ABOUT THIS TASK> Every line below is to be given again precisely; images are to be left out.

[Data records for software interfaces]

□ □ □ □

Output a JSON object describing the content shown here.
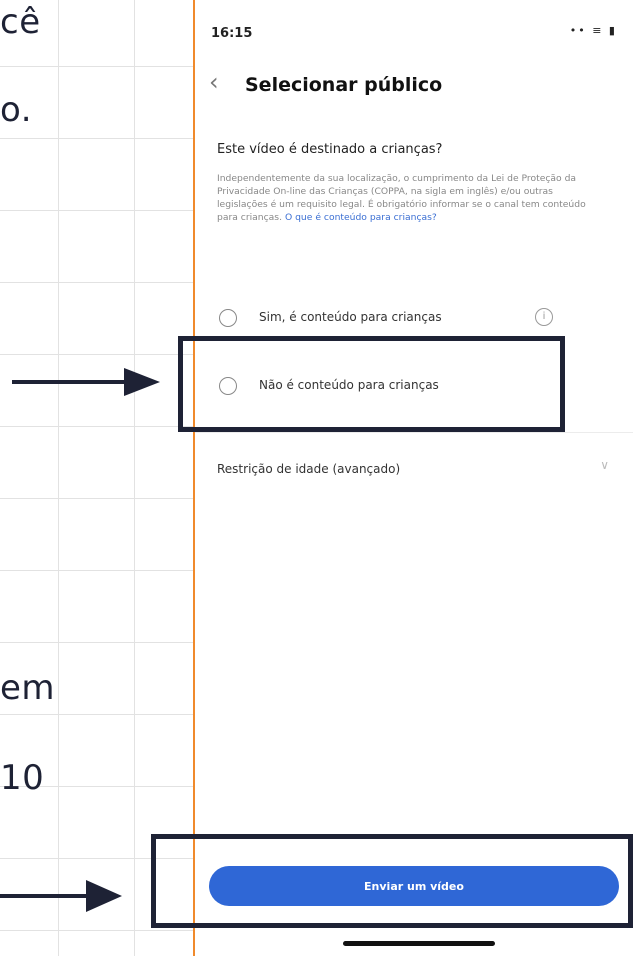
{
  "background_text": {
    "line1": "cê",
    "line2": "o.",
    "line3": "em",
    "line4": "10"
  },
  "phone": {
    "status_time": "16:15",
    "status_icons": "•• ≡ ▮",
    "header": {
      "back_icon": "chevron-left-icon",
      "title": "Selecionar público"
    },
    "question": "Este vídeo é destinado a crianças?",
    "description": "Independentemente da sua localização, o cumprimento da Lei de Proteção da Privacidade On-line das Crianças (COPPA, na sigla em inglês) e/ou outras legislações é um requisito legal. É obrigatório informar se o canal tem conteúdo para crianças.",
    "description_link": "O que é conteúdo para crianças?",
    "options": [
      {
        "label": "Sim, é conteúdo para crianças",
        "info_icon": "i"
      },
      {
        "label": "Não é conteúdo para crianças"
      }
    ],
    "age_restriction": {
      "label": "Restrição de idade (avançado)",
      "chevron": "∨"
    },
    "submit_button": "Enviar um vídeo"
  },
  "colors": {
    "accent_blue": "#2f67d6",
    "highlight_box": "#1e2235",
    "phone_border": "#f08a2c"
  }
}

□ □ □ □

OUTPUT OF THE TASK>
Output a JSON object describing the content shown here.
{
  "background_text": {
    "line1": "cê",
    "line2": "o.",
    "line3": "em",
    "line4": "10"
  },
  "phone": {
    "status_time": "16:15",
    "status_icons": "•• ≡ ▮",
    "header": {
      "back_icon": "chevron-left-icon",
      "title": "Selecionar público"
    },
    "question": "Este vídeo é destinado a crianças?",
    "description": "Independentemente da sua localização, o cumprimento da Lei de Proteção da Privacidade On-line das Crianças (COPPA, na sigla em inglês) e/ou outras legislações é um requisito legal. É obrigatório informar se o canal tem conteúdo para crianças.",
    "description_link": "O que é conteúdo para crianças?",
    "options": [
      {
        "label": "Sim, é conteúdo para crianças",
        "info_icon": "i"
      },
      {
        "label": "Não é conteúdo para crianças"
      }
    ],
    "age_restriction": {
      "label": "Restrição de idade (avançado)",
      "chevron": "∨"
    },
    "submit_button": "Enviar um vídeo"
  },
  "colors": {
    "accent_blue": "#2f67d6",
    "highlight_box": "#1e2235",
    "phone_border": "#f08a2c"
  }
}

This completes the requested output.